Saxes have gone through some major keywork changes in order to make the playing of certain notes more ergonomically efficient, and this is still a major point of evolution in the sax. Many players have custom key risers built or fitted in order to make the horn as comfortable as possible in their hands, and certain horns are generally shunned as uncomfortable by the majority of players (such as the disastrous Selmer Mk. VII)
Perhaps we don't need such fast fingers on the shakuhachi, but there are good reasons to place the holes in as comfortable a position as possible, and no good ones not to. Yes, yes...tradition and aesthetics....but let us not forget that in days of yore, holes were placed not only in line, but at equidistant spacing between the nodes for "aesthetic" reasons, and tuning be damned. I'm not hearing anyone calling for resurrecting that practice nowadays....
Last edited by Toby (2010-08-18 23:41:13)
I hear you Toby, but I'm saying that offset holes ARE more uncomfortable.
For me they are.
But luckily we are working with individual pieces of a very malleable material so people can put them wherever they want. No mass production here.
Obviously the comparison between side-blown and vertical flutes is apples and oranges. They are held and blown differently. I would guess that with side-blown, weight is also more of an issue.
I agree. People should do whatever suits them so that the less that gets between the sound in their mind and the sound produced, the better. I'm wondering about piper's grip. I find it quite difficult, but it is nearly indispensable when playing bansuri and dizi, since it allows easily for the shadings and glisses used on those instruments.
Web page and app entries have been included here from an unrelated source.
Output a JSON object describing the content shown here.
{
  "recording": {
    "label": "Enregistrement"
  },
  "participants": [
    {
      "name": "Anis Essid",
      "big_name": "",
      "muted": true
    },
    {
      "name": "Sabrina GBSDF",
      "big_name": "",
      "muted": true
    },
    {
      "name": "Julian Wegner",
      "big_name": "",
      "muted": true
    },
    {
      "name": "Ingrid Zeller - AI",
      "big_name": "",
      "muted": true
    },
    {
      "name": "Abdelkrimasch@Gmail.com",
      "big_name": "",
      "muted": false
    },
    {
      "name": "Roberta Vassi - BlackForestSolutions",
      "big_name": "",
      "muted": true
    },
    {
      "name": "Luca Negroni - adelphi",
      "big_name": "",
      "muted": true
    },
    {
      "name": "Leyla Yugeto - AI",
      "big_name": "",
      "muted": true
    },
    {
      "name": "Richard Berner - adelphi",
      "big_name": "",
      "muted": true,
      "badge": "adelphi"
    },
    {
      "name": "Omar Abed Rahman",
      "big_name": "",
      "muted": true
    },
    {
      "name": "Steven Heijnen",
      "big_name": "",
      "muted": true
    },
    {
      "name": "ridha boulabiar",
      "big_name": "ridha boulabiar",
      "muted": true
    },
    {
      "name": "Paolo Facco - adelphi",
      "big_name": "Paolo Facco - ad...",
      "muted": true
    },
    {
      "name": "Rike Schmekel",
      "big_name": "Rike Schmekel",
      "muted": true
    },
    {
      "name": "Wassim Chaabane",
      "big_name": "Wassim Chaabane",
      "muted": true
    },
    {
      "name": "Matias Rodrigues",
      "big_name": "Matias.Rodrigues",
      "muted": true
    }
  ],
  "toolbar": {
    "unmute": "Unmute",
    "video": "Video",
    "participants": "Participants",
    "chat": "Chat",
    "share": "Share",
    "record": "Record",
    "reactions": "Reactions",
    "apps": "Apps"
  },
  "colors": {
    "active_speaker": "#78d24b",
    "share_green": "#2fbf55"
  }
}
I imagine that it would be difficult for some shakuhachi half-hole shadings. Anybody have any experience with that?